A Small plastic panoramic cammera, gift of Reader´s Digest Cammera;
The Reader’s Digest Magazine emerged in United States of America in 1922, owned by Dewitt Wallace and Lila Wallace as a collection of articles published previously in magazines and journals but in a little time started to count on its own article. During World War II, the magazine was translated into several languages including Portuguese and Spanish.
Even today the Reader’s Digest circulates in the same format and it still is an amusing read. The older editions are collectible items.
Another thing that makes the magazine cool is the amazing prizes they give out. Every month, subscribers are invited to join a raffle for prizes. They sometimes give out a car for a prize. It was in one of this raffles that my wife, won a cute plastic panoramic camera.

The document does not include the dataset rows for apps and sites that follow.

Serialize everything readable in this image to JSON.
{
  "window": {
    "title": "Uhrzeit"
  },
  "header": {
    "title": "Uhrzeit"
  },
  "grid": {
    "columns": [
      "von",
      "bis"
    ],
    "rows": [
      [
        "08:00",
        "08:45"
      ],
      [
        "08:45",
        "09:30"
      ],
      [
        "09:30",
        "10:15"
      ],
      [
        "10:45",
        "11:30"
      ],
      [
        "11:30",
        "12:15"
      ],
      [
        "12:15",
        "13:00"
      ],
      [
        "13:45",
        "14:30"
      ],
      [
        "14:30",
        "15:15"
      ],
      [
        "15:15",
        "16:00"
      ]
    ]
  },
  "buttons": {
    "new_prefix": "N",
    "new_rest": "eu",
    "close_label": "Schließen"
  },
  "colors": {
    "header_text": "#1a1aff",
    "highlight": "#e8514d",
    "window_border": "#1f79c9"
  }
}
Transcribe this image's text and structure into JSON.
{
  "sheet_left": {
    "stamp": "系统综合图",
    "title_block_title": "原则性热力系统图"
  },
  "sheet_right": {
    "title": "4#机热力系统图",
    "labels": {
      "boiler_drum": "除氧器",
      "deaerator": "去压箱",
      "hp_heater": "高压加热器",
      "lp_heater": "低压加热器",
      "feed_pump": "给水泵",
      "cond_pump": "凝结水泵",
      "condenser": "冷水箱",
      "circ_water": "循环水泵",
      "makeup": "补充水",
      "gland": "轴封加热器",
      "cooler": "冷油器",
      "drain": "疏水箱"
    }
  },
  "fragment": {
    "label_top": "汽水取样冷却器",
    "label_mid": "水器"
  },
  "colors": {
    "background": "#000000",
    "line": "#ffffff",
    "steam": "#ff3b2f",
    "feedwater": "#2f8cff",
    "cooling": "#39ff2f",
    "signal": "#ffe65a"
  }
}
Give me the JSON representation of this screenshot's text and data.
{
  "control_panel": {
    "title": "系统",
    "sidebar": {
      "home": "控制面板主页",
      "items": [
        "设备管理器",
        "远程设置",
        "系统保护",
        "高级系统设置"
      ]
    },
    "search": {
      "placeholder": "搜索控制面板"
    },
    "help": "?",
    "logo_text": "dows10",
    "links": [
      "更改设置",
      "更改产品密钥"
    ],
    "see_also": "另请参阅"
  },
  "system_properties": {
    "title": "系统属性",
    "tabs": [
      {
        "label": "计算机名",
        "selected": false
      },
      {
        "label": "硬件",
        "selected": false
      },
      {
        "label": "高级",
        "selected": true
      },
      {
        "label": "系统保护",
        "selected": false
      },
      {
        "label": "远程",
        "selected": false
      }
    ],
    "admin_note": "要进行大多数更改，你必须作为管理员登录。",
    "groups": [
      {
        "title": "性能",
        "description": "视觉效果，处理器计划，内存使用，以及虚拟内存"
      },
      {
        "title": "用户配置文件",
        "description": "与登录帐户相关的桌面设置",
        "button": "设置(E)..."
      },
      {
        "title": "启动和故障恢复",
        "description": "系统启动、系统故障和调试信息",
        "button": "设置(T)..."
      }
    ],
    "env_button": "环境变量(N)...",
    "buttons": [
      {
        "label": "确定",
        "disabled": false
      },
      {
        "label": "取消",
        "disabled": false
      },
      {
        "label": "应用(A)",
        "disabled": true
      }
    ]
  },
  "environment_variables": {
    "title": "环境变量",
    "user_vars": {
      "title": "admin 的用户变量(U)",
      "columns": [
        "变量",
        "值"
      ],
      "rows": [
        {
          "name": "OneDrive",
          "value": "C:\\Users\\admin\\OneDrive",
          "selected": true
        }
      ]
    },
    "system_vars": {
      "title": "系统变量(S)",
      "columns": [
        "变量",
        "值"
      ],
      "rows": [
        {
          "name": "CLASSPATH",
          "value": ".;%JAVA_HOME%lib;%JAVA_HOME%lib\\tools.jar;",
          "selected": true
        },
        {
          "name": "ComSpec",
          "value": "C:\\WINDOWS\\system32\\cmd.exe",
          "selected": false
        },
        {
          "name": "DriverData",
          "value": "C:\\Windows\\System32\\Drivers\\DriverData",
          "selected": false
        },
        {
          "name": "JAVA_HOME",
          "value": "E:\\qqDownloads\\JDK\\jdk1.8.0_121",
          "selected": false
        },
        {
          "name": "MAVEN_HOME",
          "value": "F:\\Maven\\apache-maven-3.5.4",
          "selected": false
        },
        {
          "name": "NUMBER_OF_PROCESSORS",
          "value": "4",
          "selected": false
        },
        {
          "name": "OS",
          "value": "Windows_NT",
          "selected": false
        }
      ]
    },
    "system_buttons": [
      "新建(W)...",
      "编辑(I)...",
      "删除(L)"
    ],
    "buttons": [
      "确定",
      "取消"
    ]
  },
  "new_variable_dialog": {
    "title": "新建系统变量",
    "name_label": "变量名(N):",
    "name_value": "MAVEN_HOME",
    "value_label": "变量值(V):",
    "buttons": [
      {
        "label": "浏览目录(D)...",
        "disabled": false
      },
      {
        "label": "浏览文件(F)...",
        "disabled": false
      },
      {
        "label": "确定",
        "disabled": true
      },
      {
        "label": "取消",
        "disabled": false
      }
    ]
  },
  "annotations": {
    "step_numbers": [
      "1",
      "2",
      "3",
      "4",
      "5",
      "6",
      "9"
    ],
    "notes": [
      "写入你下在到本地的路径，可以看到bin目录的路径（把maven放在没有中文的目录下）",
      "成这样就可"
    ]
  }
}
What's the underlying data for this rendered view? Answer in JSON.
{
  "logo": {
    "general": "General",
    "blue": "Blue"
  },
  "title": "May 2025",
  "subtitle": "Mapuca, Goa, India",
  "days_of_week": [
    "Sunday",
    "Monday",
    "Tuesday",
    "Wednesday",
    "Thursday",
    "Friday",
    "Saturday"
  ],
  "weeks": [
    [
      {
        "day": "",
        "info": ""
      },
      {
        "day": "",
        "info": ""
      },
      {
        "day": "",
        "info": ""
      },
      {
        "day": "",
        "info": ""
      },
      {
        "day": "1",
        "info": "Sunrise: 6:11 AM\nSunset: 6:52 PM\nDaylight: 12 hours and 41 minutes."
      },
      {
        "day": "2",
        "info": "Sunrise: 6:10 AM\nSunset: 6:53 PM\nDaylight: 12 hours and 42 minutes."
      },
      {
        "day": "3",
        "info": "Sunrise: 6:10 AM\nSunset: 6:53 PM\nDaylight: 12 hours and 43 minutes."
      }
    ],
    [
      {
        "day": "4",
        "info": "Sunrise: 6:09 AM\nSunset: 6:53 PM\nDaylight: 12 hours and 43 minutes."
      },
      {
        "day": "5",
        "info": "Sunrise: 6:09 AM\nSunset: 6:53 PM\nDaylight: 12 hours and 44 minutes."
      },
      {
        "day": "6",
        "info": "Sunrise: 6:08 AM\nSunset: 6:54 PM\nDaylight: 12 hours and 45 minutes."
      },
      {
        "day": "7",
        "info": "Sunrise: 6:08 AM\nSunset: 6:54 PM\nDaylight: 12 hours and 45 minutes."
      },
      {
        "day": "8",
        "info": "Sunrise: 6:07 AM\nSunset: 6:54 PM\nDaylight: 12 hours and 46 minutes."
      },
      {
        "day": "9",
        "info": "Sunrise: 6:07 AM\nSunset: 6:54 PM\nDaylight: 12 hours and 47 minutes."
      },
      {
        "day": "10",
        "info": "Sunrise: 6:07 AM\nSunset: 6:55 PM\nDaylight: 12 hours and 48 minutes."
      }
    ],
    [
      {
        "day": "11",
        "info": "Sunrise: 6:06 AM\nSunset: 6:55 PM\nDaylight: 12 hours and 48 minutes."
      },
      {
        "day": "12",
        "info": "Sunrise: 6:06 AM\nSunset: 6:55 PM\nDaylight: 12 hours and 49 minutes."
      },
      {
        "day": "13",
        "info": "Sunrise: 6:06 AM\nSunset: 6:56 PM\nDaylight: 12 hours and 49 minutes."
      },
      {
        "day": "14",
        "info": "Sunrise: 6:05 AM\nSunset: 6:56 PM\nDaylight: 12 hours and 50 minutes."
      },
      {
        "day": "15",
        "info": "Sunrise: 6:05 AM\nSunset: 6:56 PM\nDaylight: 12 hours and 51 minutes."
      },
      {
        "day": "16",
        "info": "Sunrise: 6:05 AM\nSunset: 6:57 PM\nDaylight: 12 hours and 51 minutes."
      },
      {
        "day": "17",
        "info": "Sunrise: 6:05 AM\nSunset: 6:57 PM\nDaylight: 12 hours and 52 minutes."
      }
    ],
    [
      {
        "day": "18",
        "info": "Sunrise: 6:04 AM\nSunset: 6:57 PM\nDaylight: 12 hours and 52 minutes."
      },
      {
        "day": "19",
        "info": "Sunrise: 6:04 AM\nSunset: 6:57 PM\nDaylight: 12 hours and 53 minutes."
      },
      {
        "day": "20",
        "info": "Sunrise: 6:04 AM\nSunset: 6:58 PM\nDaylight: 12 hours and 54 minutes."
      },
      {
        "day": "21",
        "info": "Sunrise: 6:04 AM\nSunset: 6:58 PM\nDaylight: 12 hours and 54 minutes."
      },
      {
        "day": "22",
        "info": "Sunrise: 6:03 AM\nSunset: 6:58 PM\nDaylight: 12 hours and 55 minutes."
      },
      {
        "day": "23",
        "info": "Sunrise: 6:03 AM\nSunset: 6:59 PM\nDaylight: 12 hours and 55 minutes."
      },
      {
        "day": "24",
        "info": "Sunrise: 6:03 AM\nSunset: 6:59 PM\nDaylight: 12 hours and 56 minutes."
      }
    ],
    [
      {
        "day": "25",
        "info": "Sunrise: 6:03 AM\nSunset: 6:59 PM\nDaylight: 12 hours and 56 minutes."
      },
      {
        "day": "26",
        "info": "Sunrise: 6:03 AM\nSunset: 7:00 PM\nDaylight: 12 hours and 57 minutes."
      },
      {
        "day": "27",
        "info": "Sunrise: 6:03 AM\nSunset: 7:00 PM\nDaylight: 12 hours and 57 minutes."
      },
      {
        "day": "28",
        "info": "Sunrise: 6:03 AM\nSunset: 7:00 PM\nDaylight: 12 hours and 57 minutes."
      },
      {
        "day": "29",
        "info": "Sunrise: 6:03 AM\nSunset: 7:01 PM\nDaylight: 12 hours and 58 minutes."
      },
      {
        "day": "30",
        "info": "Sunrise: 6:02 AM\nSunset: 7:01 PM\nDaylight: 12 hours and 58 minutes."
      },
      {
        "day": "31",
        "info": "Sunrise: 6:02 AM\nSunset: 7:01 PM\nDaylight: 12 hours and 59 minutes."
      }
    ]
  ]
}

When we got married, the camera tagged along. It didn’t have any kind of identification of origin or trademark. It was all made of plastic, even the lens but I didn’t disassemble it to make sure. The panoramic image was a lot different than what the Sprocket Rocket makes. This freebie camera made a smaller vertical image but increased the horizontal size.
It’s a particularly handy camera and I think it takes amazing photos. It needs a lot of light and it was easy to underexpose images. It can also create nice vignettes and it kept me company on wonderful trips.
Back then, the photo-labs used to ask for a lot of money for development of these pictures, that’s why I only used it a few times. The film used for the photos in this article stayed in the camera for almost 5 years. The camera appeared sporadically on some of our trips, hence the variety of travel photos. With a kick of nostalgia and a simple point-and-shoot feature, this little camera from the past is a sure keeper.
(Special thanks to Eliana Ferreira Ventura for helping me with my English.)